--- The problem ---
Write the entries out again exactly as they stand, but without the pictures.

____ Records

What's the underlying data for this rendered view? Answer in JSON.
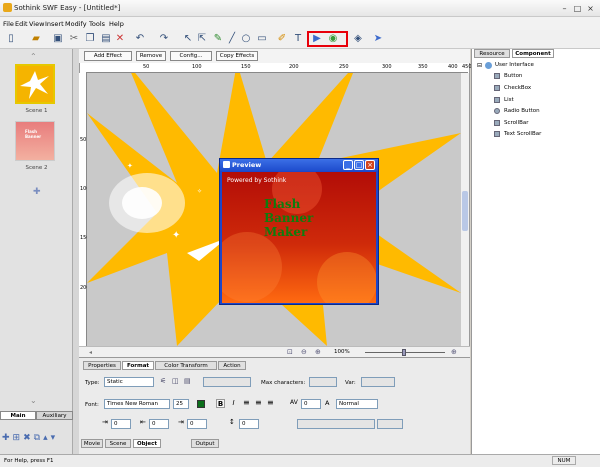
{
  "app": {
    "title": "Sothink SWF Easy - [Untitled*]"
  },
  "menu": [
    "File",
    "Edit",
    "View",
    "Insert",
    "Modify",
    "Tools",
    "Help"
  ],
  "effects": {
    "add": "Add Effect",
    "remove": "Remove",
    "config": "Config...",
    "copy": "Copy Effects"
  },
  "ruler": {
    "h": [
      "50",
      "100",
      "150",
      "200",
      "250",
      "300",
      "350",
      "400",
      "450"
    ],
    "v": [
      "50",
      "100",
      "150",
      "200"
    ]
  },
  "scenes": [
    "Scene 1",
    "Scene 2"
  ],
  "left_tabs": [
    "Main",
    "Auxiliary"
  ],
  "preview": {
    "title": "Preview",
    "powered": "Powered by Sothink",
    "banner": [
      "Flash",
      "Banner",
      "Maker"
    ]
  },
  "zoom": "100%",
  "prop_tabs": [
    "Properties",
    "Format",
    "Color Transform",
    "Action"
  ],
  "format": {
    "type_label": "Type:",
    "type_value": "Static",
    "max_chars_label": "Max characters:",
    "var_label": "Var:",
    "font_label": "Font:",
    "font_value": "Times New Roman",
    "font_size": "25",
    "bold": "B",
    "italic": "I",
    "letter_spacing": "0",
    "aa_label": "A",
    "aa_value": "Normal",
    "indent1": "0",
    "indent2": "0",
    "spacing1": "0",
    "spacing2": "0"
  },
  "bottom_tabs": [
    "Movie",
    "Scene",
    "Object",
    "Output"
  ],
  "right_tabs": [
    "Resource",
    "Component"
  ],
  "tree": {
    "root": "User Interface",
    "items": [
      "Button",
      "CheckBox",
      "List",
      "Radio Button",
      "ScrollBar",
      "Text ScrollBar"
    ]
  },
  "status": {
    "help": "For Help, press F1",
    "num": "NUM"
  },
  "colors": {
    "accent": "#ffb400",
    "highlight": "#e8000a"
  }
}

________

--- Reply ---
What's the underlying data for this rendered view? Answer in JSON.
{
  "app": {
    "title": "Sothink SWF Easy - [Untitled*]"
  },
  "menu": [
    "File",
    "Edit",
    "View",
    "Insert",
    "Modify",
    "Tools",
    "Help"
  ],
  "effects": {
    "add": "Add Effect",
    "remove": "Remove",
    "config": "Config...",
    "copy": "Copy Effects"
  },
  "ruler": {
    "h": [
      "50",
      "100",
      "150",
      "200",
      "250",
      "300",
      "350",
      "400",
      "450"
    ],
    "v": [
      "50",
      "100",
      "150",
      "200"
    ]
  },
  "scenes": [
    "Scene 1",
    "Scene 2"
  ],
  "left_tabs": [
    "Main",
    "Auxiliary"
  ],
  "preview": {
    "title": "Preview",
    "powered": "Powered by Sothink",
    "banner": [
      "Flash",
      "Banner",
      "Maker"
    ]
  },
  "zoom": "100%",
  "prop_tabs": [
    "Properties",
    "Format",
    "Color Transform",
    "Action"
  ],
  "format": {
    "type_label": "Type:",
    "type_value": "Static",
    "max_chars_label": "Max characters:",
    "var_label": "Var:",
    "font_label": "Font:",
    "font_value": "Times New Roman",
    "font_size": "25",
    "bold": "B",
    "italic": "I",
    "letter_spacing": "0",
    "aa_label": "A",
    "aa_value": "Normal",
    "indent1": "0",
    "indent2": "0",
    "spacing1": "0",
    "spacing2": "0"
  },
  "bottom_tabs": [
    "Movie",
    "Scene",
    "Object",
    "Output"
  ],
  "right_tabs": [
    "Resource",
    "Component"
  ],
  "tree": {
    "root": "User Interface",
    "items": [
      "Button",
      "CheckBox",
      "List",
      "Radio Button",
      "ScrollBar",
      "Text ScrollBar"
    ]
  },
  "status": {
    "help": "For Help, press F1",
    "num": "NUM"
  },
  "colors": {
    "accent": "#ffb400",
    "highlight": "#e8000a"
  }
}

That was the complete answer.